*EXCERPTED DATA*.
_ _ _ _
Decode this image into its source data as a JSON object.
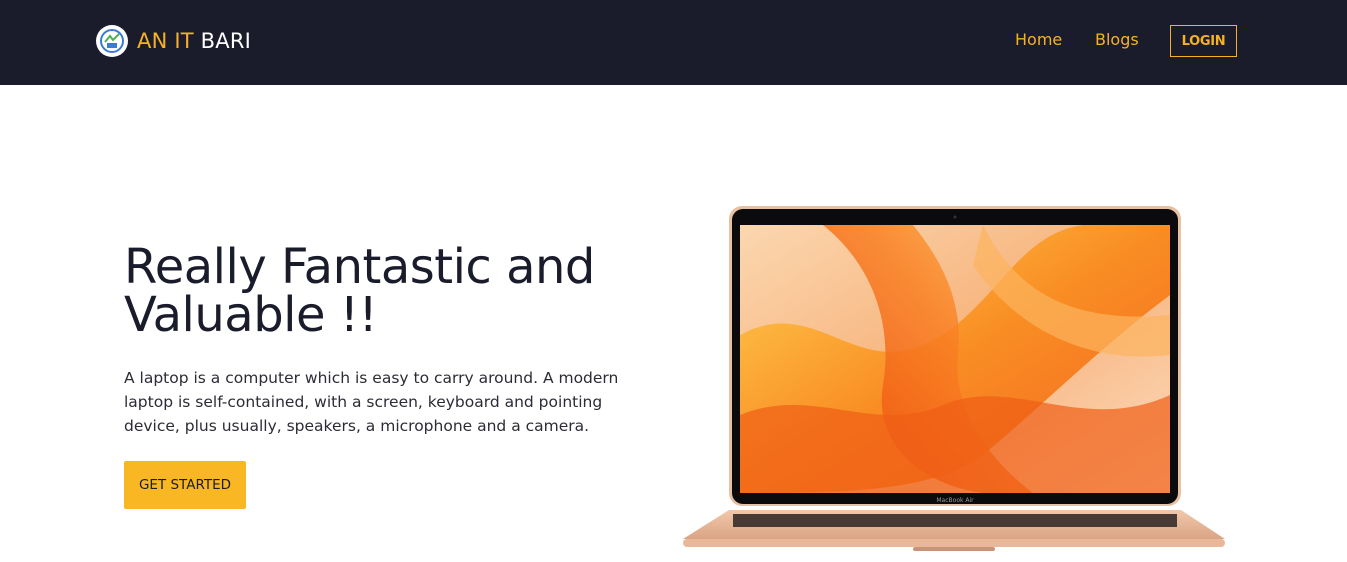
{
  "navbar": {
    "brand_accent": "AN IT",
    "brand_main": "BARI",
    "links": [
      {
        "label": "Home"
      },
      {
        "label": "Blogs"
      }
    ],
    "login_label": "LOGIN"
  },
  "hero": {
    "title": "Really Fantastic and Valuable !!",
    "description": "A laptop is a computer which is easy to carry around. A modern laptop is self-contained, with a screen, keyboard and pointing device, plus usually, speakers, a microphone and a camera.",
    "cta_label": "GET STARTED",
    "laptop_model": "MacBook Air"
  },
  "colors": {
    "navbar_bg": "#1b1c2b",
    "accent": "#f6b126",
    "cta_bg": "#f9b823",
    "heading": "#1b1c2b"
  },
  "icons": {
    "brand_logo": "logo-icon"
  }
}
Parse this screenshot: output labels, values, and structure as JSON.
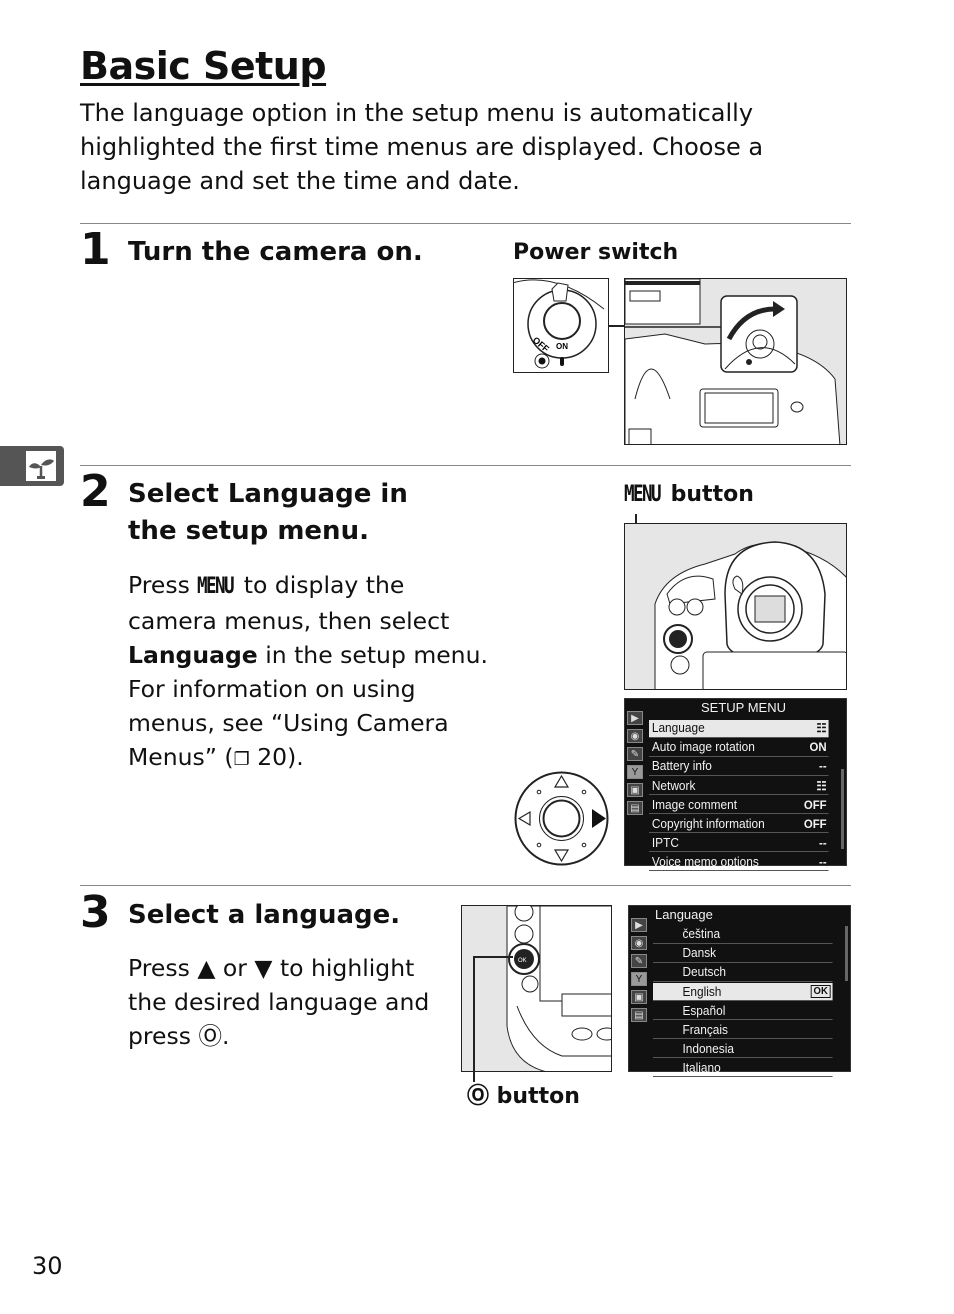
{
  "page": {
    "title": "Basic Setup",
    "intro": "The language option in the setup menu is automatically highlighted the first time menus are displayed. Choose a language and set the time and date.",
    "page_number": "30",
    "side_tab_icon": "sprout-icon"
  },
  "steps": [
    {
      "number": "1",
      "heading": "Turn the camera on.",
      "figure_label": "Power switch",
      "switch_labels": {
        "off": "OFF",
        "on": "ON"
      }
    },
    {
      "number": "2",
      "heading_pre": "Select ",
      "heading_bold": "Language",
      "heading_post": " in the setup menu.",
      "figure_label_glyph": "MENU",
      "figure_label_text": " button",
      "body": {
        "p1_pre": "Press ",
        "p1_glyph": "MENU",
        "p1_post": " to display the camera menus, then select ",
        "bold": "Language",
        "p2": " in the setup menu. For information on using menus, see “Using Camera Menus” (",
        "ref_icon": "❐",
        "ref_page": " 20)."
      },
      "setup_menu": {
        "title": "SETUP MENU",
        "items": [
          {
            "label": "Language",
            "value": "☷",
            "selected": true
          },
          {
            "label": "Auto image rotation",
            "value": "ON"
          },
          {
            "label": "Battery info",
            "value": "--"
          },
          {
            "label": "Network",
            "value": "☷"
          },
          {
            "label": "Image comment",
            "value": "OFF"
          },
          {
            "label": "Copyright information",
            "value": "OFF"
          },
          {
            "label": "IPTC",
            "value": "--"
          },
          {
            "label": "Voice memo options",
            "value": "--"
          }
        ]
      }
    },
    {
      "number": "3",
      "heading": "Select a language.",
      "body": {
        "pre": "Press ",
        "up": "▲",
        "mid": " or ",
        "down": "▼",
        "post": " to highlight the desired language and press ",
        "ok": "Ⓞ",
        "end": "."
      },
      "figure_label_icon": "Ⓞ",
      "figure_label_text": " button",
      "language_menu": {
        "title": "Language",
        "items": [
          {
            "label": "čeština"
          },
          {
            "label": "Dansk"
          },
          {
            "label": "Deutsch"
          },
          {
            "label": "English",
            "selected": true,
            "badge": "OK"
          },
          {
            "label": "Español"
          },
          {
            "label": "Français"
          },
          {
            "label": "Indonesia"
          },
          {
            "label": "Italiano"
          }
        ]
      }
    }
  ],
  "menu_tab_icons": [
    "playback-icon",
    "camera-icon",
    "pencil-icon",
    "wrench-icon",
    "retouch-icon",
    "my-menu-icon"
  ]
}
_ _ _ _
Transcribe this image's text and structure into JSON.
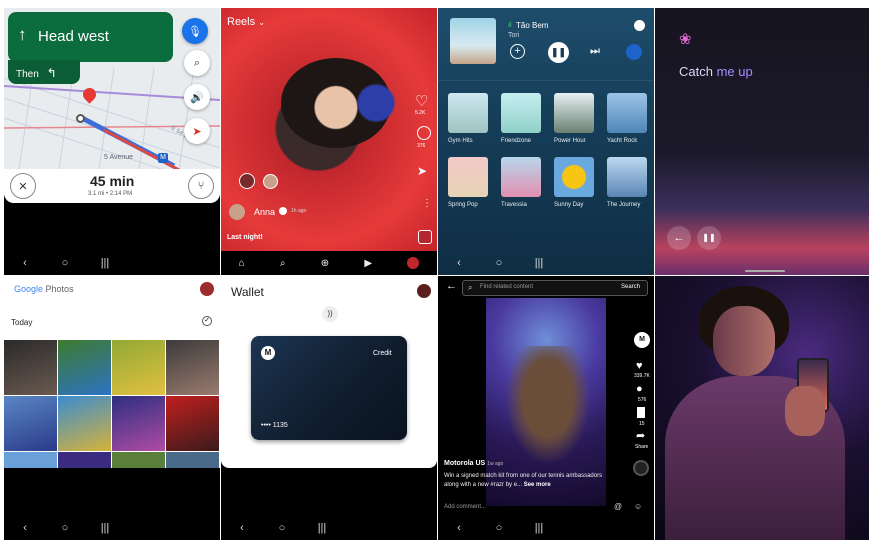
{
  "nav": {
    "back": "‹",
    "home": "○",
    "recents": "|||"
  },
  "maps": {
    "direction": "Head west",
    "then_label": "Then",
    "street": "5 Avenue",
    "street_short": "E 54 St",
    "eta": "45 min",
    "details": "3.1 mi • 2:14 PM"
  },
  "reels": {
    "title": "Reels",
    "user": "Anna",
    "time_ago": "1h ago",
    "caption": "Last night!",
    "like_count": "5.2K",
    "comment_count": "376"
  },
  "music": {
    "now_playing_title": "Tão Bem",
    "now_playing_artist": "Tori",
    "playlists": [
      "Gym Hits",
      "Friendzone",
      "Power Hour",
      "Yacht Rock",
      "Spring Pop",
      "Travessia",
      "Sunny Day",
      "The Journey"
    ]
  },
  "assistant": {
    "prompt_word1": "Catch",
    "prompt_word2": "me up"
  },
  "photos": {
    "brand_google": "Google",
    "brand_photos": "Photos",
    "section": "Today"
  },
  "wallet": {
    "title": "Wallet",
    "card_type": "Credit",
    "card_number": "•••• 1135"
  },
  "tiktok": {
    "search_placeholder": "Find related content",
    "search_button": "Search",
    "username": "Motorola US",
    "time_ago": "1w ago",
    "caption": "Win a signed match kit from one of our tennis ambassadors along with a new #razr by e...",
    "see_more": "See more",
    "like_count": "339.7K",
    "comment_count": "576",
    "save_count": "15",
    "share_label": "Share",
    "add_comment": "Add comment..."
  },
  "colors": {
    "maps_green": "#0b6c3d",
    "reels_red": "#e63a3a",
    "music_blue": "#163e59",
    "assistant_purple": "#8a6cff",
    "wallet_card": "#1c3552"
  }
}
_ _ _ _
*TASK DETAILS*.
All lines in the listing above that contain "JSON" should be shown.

*FINISHED EXERCISE*.
Decode this image into its source data as a JSON object.
Parse this screenshot: output labels, values, and structure as JSON.
Transcribe this image's text and structure into JSON.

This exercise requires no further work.